● **Exercise aim**:
Check each line of the entries for "text" and report the ones that have it.

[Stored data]
=====

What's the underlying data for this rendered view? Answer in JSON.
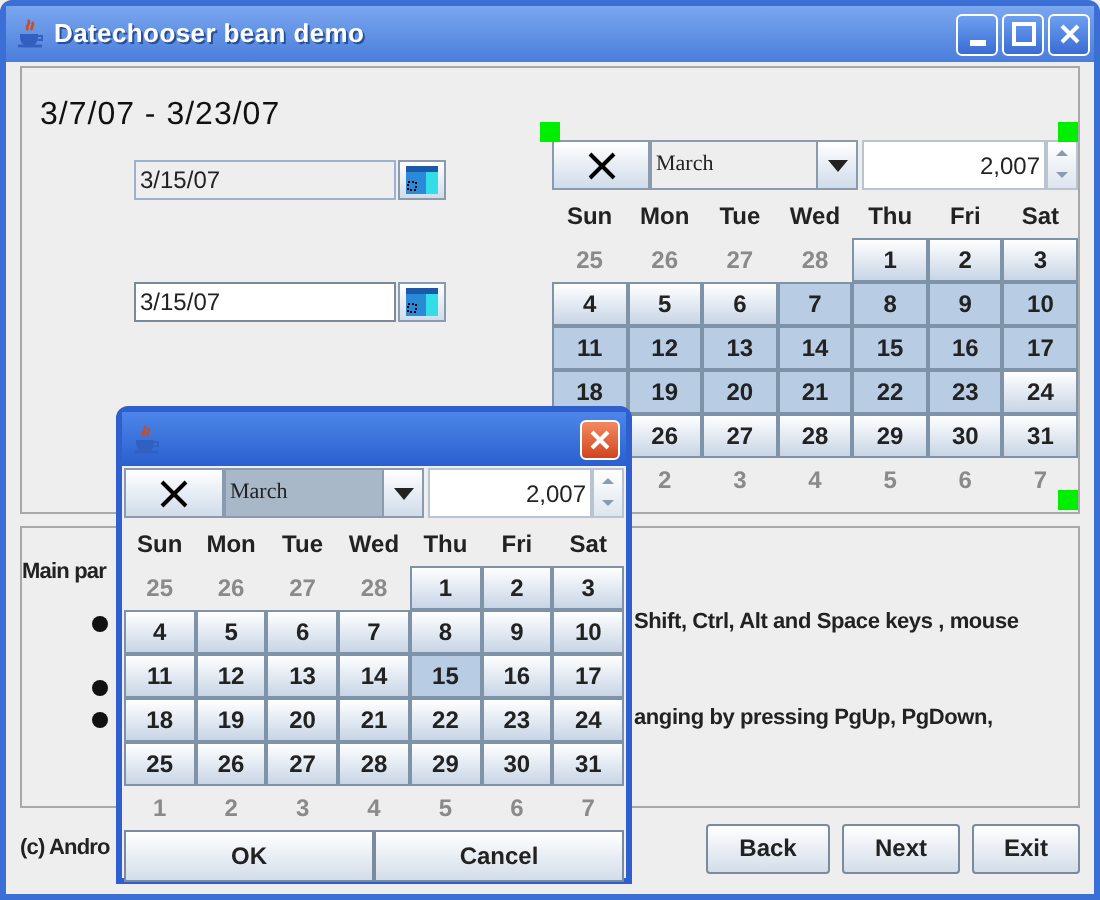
{
  "window": {
    "title": "Datechooser bean demo"
  },
  "range_label": "3/7/07 - 3/23/07",
  "date_fields": [
    {
      "value": "3/15/07",
      "disabled": true
    },
    {
      "value": "3/15/07",
      "disabled": false
    }
  ],
  "calendar": {
    "month": "March",
    "month_selected": false,
    "year": "2,007",
    "weekdays": [
      "Sun",
      "Mon",
      "Tue",
      "Wed",
      "Thu",
      "Fri",
      "Sat"
    ],
    "days": [
      {
        "label": "25",
        "kind": "other"
      },
      {
        "label": "26",
        "kind": "other"
      },
      {
        "label": "27",
        "kind": "other"
      },
      {
        "label": "28",
        "kind": "other"
      },
      {
        "label": "1",
        "kind": "day",
        "selected": false
      },
      {
        "label": "2",
        "kind": "day",
        "selected": false
      },
      {
        "label": "3",
        "kind": "day",
        "selected": false
      },
      {
        "label": "4",
        "kind": "day",
        "selected": false
      },
      {
        "label": "5",
        "kind": "day",
        "selected": false
      },
      {
        "label": "6",
        "kind": "day",
        "selected": false
      },
      {
        "label": "7",
        "kind": "day",
        "selected": true
      },
      {
        "label": "8",
        "kind": "day",
        "selected": true
      },
      {
        "label": "9",
        "kind": "day",
        "selected": true
      },
      {
        "label": "10",
        "kind": "day",
        "selected": true
      },
      {
        "label": "11",
        "kind": "day",
        "selected": true
      },
      {
        "label": "12",
        "kind": "day",
        "selected": true
      },
      {
        "label": "13",
        "kind": "day",
        "selected": true
      },
      {
        "label": "14",
        "kind": "day",
        "selected": true
      },
      {
        "label": "15",
        "kind": "day",
        "selected": true
      },
      {
        "label": "16",
        "kind": "day",
        "selected": true
      },
      {
        "label": "17",
        "kind": "day",
        "selected": true
      },
      {
        "label": "18",
        "kind": "day",
        "selected": true
      },
      {
        "label": "19",
        "kind": "day",
        "selected": true
      },
      {
        "label": "20",
        "kind": "day",
        "selected": true
      },
      {
        "label": "21",
        "kind": "day",
        "selected": true
      },
      {
        "label": "22",
        "kind": "day",
        "selected": true
      },
      {
        "label": "23",
        "kind": "day",
        "selected": true
      },
      {
        "label": "24",
        "kind": "day",
        "selected": false
      },
      {
        "kind": "covered"
      },
      {
        "label": "26",
        "kind": "day",
        "selected": false
      },
      {
        "label": "27",
        "kind": "day",
        "selected": false
      },
      {
        "label": "28",
        "kind": "day",
        "selected": false
      },
      {
        "label": "29",
        "kind": "day",
        "selected": false
      },
      {
        "label": "30",
        "kind": "day",
        "selected": false
      },
      {
        "label": "31",
        "kind": "day",
        "selected": false
      },
      {
        "kind": "covered"
      },
      {
        "label": "2",
        "kind": "other"
      },
      {
        "label": "3",
        "kind": "other"
      },
      {
        "label": "4",
        "kind": "other"
      },
      {
        "label": "5",
        "kind": "other"
      },
      {
        "label": "6",
        "kind": "other"
      },
      {
        "label": "7",
        "kind": "other"
      }
    ]
  },
  "info_panel": {
    "heading": "Main par",
    "bullets": [
      {
        "kind": "bullet",
        "text": "Shift, Ctrl, Alt and Space keys , mouse"
      },
      {
        "kind": "bullet"
      },
      {
        "kind": "bullet",
        "text": "anging by pressing PgUp, PgDown,"
      }
    ]
  },
  "footer": {
    "text": "(c) Andro",
    "buttons": [
      "Back",
      "Next",
      "Exit"
    ]
  },
  "popup": {
    "calendar": {
      "month": "March",
      "month_selected": true,
      "year": "2,007",
      "weekdays": [
        "Sun",
        "Mon",
        "Tue",
        "Wed",
        "Thu",
        "Fri",
        "Sat"
      ],
      "days": [
        {
          "label": "25",
          "kind": "other"
        },
        {
          "label": "26",
          "kind": "other"
        },
        {
          "label": "27",
          "kind": "other"
        },
        {
          "label": "28",
          "kind": "other"
        },
        {
          "label": "1",
          "kind": "day",
          "selected": false
        },
        {
          "label": "2",
          "kind": "day",
          "selected": false
        },
        {
          "label": "3",
          "kind": "day",
          "selected": false
        },
        {
          "label": "4",
          "kind": "day",
          "selected": false
        },
        {
          "label": "5",
          "kind": "day",
          "selected": false
        },
        {
          "label": "6",
          "kind": "day",
          "selected": false
        },
        {
          "label": "7",
          "kind": "day",
          "selected": false
        },
        {
          "label": "8",
          "kind": "day",
          "selected": false
        },
        {
          "label": "9",
          "kind": "day",
          "selected": false
        },
        {
          "label": "10",
          "kind": "day",
          "selected": false
        },
        {
          "label": "11",
          "kind": "day",
          "selected": false
        },
        {
          "label": "12",
          "kind": "day",
          "selected": false
        },
        {
          "label": "13",
          "kind": "day",
          "selected": false
        },
        {
          "label": "14",
          "kind": "day",
          "selected": false
        },
        {
          "label": "15",
          "kind": "day",
          "selected": true
        },
        {
          "label": "16",
          "kind": "day",
          "selected": false
        },
        {
          "label": "17",
          "kind": "day",
          "selected": false
        },
        {
          "label": "18",
          "kind": "day",
          "selected": false
        },
        {
          "label": "19",
          "kind": "day",
          "selected": false
        },
        {
          "label": "20",
          "kind": "day",
          "selected": false
        },
        {
          "label": "21",
          "kind": "day",
          "selected": false
        },
        {
          "label": "22",
          "kind": "day",
          "selected": false
        },
        {
          "label": "23",
          "kind": "day",
          "selected": false
        },
        {
          "label": "24",
          "kind": "day",
          "selected": false
        },
        {
          "label": "25",
          "kind": "day",
          "selected": false
        },
        {
          "label": "26",
          "kind": "day",
          "selected": false
        },
        {
          "label": "27",
          "kind": "day",
          "selected": false
        },
        {
          "label": "28",
          "kind": "day",
          "selected": false
        },
        {
          "label": "29",
          "kind": "day",
          "selected": false
        },
        {
          "label": "30",
          "kind": "day",
          "selected": false
        },
        {
          "label": "31",
          "kind": "day",
          "selected": false
        },
        {
          "label": "1",
          "kind": "other"
        },
        {
          "label": "2",
          "kind": "other"
        },
        {
          "label": "3",
          "kind": "other"
        },
        {
          "label": "4",
          "kind": "other"
        },
        {
          "label": "5",
          "kind": "other"
        },
        {
          "label": "6",
          "kind": "other"
        },
        {
          "label": "7",
          "kind": "other"
        }
      ]
    },
    "buttons": [
      "OK",
      "Cancel"
    ]
  }
}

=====

● **Worked solution**:
        "text": "Shift, Ctrl, Alt and Space keys , mouse"
        "text": "anging by pressing PgUp, PgDown,"
    "text": "(c) Andro",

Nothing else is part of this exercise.